### Records from a collection

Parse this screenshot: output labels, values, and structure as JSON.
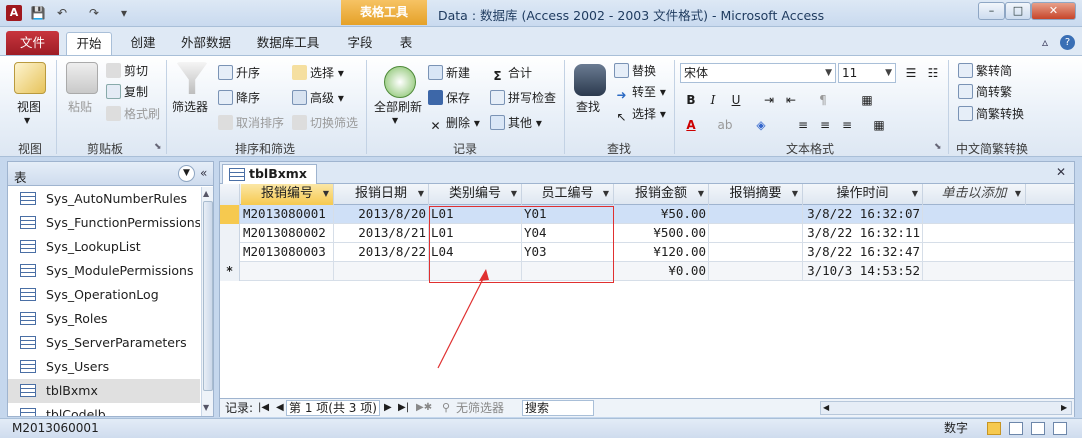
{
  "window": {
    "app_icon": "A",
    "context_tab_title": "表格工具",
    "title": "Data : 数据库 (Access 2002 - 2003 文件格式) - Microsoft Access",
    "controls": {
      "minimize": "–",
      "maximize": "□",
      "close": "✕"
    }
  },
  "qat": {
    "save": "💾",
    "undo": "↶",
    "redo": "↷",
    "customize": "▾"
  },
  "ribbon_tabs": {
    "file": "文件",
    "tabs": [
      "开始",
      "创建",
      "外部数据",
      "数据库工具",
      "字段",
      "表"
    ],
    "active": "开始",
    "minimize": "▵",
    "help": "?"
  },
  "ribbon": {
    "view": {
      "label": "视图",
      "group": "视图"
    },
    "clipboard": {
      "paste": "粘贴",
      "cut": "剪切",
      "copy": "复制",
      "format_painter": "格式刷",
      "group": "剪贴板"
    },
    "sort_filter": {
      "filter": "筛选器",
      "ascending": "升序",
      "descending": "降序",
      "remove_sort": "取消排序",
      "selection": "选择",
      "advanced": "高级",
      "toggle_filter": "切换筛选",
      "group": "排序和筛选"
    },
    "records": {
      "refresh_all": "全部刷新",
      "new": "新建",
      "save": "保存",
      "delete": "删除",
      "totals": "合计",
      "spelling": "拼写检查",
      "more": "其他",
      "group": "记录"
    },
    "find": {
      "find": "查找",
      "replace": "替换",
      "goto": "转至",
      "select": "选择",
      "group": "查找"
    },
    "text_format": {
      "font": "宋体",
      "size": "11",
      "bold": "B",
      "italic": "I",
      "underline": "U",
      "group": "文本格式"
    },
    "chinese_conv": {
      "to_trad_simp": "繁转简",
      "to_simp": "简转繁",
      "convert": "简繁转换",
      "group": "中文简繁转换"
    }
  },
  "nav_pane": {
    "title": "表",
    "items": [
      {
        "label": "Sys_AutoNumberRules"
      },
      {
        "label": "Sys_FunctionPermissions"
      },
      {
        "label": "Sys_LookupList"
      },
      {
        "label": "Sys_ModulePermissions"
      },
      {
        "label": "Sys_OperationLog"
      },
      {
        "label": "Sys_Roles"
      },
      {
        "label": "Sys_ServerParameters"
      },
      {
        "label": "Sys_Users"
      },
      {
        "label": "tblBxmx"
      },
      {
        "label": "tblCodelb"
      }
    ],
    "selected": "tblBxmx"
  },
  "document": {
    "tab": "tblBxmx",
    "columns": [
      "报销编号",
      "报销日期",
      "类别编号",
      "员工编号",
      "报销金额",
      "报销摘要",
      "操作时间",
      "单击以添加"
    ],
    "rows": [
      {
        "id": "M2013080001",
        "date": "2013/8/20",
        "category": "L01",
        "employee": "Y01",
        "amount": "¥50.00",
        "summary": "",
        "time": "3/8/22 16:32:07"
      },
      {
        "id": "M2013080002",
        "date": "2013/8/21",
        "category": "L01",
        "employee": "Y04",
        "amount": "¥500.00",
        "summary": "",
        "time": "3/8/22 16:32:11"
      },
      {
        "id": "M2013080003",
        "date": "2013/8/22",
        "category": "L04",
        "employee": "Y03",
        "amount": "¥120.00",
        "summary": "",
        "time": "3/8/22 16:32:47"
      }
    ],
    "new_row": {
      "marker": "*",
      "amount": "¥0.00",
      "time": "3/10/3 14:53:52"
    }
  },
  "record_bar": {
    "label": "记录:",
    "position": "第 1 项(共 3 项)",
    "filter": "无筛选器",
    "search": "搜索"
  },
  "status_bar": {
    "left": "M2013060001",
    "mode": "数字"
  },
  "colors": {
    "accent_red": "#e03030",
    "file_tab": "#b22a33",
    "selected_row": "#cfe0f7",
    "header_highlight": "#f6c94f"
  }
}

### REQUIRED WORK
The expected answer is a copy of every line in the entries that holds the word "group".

### EXERCISE RESULT
      "group": "视图"
      "group": "剪贴板"
      "group": "排序和筛选"
      "group": "记录"
      "group": "查找"
      "group": "文本格式"
      "group": "中文简繁转换"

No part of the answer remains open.